The other elements included doing vulnerability scanning, making sure I was fully aware of the vulnerabilities that the group faced but also to then build out a remediation plan to fix that.
The final thing I wanted to do was more testing. The group has done a large amount of development and building out the infrastructure and the networking. So, where some retailers have outsourced these environments, Frasershas kept them all in house. Keeping them in house is good from a control perspective, but you don’t necessarily have that right rigour or someone kicking the tires if you’re just doing it all yourself.
As a self-proclaimed global, multi-brand powerhouse, how important is maintaining a strict cybersecurity posture for Frasers Group and how do you continue this?

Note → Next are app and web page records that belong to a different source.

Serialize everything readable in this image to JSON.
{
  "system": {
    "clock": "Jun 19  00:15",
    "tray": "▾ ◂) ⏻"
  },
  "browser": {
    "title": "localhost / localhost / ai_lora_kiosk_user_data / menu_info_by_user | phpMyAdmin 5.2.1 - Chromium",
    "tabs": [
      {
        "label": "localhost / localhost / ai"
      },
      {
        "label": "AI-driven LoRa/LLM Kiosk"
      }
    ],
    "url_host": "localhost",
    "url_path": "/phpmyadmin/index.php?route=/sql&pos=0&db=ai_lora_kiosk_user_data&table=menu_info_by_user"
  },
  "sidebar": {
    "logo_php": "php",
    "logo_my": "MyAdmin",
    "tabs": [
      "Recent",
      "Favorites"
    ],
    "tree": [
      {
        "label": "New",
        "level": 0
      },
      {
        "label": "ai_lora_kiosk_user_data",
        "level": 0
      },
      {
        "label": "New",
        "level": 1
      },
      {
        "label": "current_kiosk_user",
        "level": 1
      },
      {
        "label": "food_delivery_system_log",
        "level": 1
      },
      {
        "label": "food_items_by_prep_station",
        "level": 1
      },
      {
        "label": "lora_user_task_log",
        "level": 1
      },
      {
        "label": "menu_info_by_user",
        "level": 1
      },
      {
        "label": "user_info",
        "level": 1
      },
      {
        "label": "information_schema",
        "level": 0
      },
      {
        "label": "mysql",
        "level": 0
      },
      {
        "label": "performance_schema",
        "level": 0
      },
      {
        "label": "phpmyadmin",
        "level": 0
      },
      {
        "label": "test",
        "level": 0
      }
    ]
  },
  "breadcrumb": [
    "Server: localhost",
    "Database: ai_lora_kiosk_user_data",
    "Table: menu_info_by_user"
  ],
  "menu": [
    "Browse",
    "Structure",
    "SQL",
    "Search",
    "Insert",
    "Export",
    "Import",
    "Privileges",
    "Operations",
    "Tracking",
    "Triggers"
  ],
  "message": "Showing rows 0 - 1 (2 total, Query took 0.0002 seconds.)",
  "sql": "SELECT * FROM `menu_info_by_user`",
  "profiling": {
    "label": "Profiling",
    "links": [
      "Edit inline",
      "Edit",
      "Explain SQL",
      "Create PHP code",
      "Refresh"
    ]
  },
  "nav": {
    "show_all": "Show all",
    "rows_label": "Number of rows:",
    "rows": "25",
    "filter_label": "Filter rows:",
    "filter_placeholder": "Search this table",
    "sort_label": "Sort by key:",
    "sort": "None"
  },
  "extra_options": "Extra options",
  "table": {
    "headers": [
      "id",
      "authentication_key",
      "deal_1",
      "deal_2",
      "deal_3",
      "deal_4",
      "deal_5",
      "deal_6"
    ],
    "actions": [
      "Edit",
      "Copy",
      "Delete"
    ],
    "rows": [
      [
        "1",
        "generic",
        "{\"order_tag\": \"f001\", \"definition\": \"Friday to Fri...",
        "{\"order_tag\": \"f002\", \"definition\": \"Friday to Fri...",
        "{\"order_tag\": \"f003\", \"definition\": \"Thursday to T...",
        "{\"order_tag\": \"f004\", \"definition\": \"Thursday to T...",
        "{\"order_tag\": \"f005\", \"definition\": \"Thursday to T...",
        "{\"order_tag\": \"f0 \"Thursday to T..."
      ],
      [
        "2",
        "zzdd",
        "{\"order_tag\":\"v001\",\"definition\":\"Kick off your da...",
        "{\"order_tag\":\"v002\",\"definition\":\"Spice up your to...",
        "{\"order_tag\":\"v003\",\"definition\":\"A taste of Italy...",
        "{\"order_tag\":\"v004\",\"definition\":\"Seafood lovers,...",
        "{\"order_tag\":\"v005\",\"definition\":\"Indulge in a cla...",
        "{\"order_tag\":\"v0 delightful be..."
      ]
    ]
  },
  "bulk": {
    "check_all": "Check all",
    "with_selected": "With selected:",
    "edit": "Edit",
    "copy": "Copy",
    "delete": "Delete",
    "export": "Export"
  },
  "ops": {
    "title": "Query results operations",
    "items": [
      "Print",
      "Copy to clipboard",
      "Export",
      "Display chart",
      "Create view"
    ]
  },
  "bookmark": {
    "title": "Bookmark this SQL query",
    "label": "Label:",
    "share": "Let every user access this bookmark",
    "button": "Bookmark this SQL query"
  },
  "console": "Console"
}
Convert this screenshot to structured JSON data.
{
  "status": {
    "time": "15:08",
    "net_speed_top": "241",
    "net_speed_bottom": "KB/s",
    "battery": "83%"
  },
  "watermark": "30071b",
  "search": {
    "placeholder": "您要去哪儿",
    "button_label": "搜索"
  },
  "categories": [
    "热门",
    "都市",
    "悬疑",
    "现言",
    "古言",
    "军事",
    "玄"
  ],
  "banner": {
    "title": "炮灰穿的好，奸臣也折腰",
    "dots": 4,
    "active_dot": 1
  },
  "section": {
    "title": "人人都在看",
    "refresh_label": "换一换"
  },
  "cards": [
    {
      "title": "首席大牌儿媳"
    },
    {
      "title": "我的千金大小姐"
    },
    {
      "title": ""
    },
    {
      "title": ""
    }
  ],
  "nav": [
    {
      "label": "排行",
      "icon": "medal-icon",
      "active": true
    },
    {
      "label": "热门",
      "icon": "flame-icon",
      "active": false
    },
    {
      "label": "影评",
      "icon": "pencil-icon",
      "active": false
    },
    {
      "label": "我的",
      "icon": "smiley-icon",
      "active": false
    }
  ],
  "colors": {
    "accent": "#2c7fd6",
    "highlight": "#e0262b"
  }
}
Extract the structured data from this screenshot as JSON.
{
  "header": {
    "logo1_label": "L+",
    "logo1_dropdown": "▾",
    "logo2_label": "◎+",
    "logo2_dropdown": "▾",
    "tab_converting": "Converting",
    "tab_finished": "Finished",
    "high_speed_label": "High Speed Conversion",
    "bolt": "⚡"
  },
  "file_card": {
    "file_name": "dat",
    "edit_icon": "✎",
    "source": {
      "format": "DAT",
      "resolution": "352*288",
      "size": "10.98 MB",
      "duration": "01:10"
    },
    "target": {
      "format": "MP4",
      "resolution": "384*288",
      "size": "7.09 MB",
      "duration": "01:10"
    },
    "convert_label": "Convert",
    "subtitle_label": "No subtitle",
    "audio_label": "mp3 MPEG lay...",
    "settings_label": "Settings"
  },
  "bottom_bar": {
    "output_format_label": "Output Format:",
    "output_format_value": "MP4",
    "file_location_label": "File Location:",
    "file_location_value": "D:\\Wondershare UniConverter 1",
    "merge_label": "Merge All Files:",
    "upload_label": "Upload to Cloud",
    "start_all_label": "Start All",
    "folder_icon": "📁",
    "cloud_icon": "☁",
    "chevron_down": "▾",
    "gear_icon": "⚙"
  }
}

It’s hugely important because of the greater aspirations of the group. If we didn’t have the right level of cybersecurity and the maturity levels that we are currently obtaining, we would lose that confidence from our customer base and reputational damage is the hardest to repair. So, we focus on ensuring that we continually strive and modernise what we’re doing from a cybersecurity perspective, in order to stay on top of people attacking our organisation.
In terms of continuity, we need to make sure that we are aware of those vulnerabilities and that we fix those but also not rest on our laurels concerning our investments over the last year and a half. We’ve brought in some hacking technologies, Tanium being one of them, and then built out what we’ve done with Microsoft. But we need to ensure that we’re continually looking at best-in-breed for everything we’re doing and that’s from a firewall perspective. Everything that we’ve invested in over the last 10 or so years is probably getting to a stage where we need to modernise it. So, we’re looking at improving and considering next steps.
We want to make sure that more modern concepts are being brought in alongside a modern way of working – so putting the security down to the users rather than bringing users up to the security.
Since the pandemic, many senior leaders have had to rethink their digital/security strategies – has this been the case for you and if so, what steps have you taken?
Yes, however, we were already going down the route of cloud-first and of Microsoft licences and 365. So, arguably, we were already on that journey but it probably has accelerated to doing some of the good practices around it like Multi-Factor Authentication and making sure cloud environments are fully locked down and secure. So it’s enhanced and accelerated what we were already doing.
How are you better able to manage risk since rolling out Tanium across your stores?
It’s not just across the stores, but in head office environments too. It’s really increased our risk maturity because before Taniumwas rolled out, it was really, really hard to locate devices.Click below to share this article